We continually talk about transforming HR; however, we rarely hear about shaking up the top—the role of the chief human resource officer (CHRO).
Traditionally, the CHRO has been responsible for the administration of the HR function, a very operational and tactical role. But as organizations strive to keep up with customer demands and industry competition, the CHRO has needed to evolve into more of a strategic influencer.
The CHRO was hired to provide advice and counsel by offering a different perspective about talent, benefits, and anything else that may affect employees. After all, a strong employee base propels organizational growth and innovation.
“The CHRO has to have the courage to say what needs to be said to the CEO—especially when no one else is saying it,” says Andrea Cranfill of FlashpointHR.com. “It’s also important to understand what the CEO needs to know in order to be effective. The CHRO is often in a position to help frame situations, provide alternative perspectives, represent the interests of the entire organization, and keep the CEO from being blindsided.”
Instead of merely focusing on behind-the-scene operations, the CHRO of today directs the business through influence.
Good talent is hard to find, let alone attract and retain. As technology changes at a rapid pace, so must our recruiting strategies. However, it has been noted that many recruiters tend to stick with what they know best and avoid leaving their comfort zone. In other words, we talk a good talk about strategy and social media, but in the end, we’re still back to reviewing stacks of resumes that were posted on job boards.
We talk of talent strategy, but are we doing enough to win talent?
Talent strategy begins with the CHRO. This strategy involves key stakeholders as well as those supporting the talent function. For example, HR business partners work alongside business leaders and department heads to understand key initiatives and revenue goals. Recruiters engage in sourcing and securing the right candidates to fill open requisitions and build the talent pipeline for future needs. However, the evolving CHRO continues to provide insight and guidance around talent goals and tracks progress using metrics that support the strategy. The CHRO role is no longer about leading the HR function, but rather to rethink how to win talent. For example, people work differently than they did 5 years ago. To attract and retain talent, we have to work differently too.
In a Deloittereview.com report, “Disrupting the CHRO,” we learn, “With more variety in the offerings in the talent marketplace, more options for how to structure employment arrangements, and different types of attendant risks, the CHRO should rethink investments in talent in terms of their placement, expected future benefits, and duration.”
For the Love of Data
Historically, HR has relied on qualitative data and less on the numbers. Qualitative data is not as accurate as quantitative because it’s open for interpretation. It’s not hard and fast. And let’s face it, if you’re trying to get investment dollars or need to buy a new onboarding system, your CFO is not going to approve anything without real data. Part of the evolution of the CHRO is to understand data and how to quantify it for forecasting and budgeting.
Why should you love data?
Numbers are facts that can’t be disputed. And if you know your data…if you love your data, you’ll be viewed as a credible resource that can speak to the numbers.

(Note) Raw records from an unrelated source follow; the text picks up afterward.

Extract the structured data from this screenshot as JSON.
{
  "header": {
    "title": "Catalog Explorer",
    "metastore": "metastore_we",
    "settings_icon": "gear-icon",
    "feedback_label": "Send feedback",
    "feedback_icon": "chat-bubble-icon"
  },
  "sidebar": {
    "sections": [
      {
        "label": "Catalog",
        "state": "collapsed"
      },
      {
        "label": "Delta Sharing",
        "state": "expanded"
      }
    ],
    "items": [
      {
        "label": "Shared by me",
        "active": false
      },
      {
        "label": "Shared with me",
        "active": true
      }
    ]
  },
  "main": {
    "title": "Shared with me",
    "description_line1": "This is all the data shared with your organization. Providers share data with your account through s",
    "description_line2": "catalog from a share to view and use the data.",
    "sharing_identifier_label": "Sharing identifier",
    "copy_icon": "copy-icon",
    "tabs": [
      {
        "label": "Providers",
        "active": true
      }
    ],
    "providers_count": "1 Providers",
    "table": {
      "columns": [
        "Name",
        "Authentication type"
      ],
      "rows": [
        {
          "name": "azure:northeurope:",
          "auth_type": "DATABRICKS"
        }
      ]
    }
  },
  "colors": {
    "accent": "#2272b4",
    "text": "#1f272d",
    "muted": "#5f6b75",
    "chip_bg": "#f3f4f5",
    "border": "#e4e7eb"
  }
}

The Deloittereview.com report shares the following, “CHROs should generate and syndicate clear problem statements specific to their industry and company situation, then deploy analytics to tease out the root causes and their dynamics. The use of analytics to design, defend, and activate a growth-oriented agenda will be a key source of newfound credibility and a hallmark of great HR leaders.”
When you’ve got a handle on the data, you no longer have to think on your feet…you’ve got the facts to back up your guidance.
CHRO’s need to evolve in order to be true influencers. Change doesn’t always happen overnight. Fortunately, CHROs and HR staff have the tools to undergo the evolution needed to meet the expectations of today’s organizational leaders.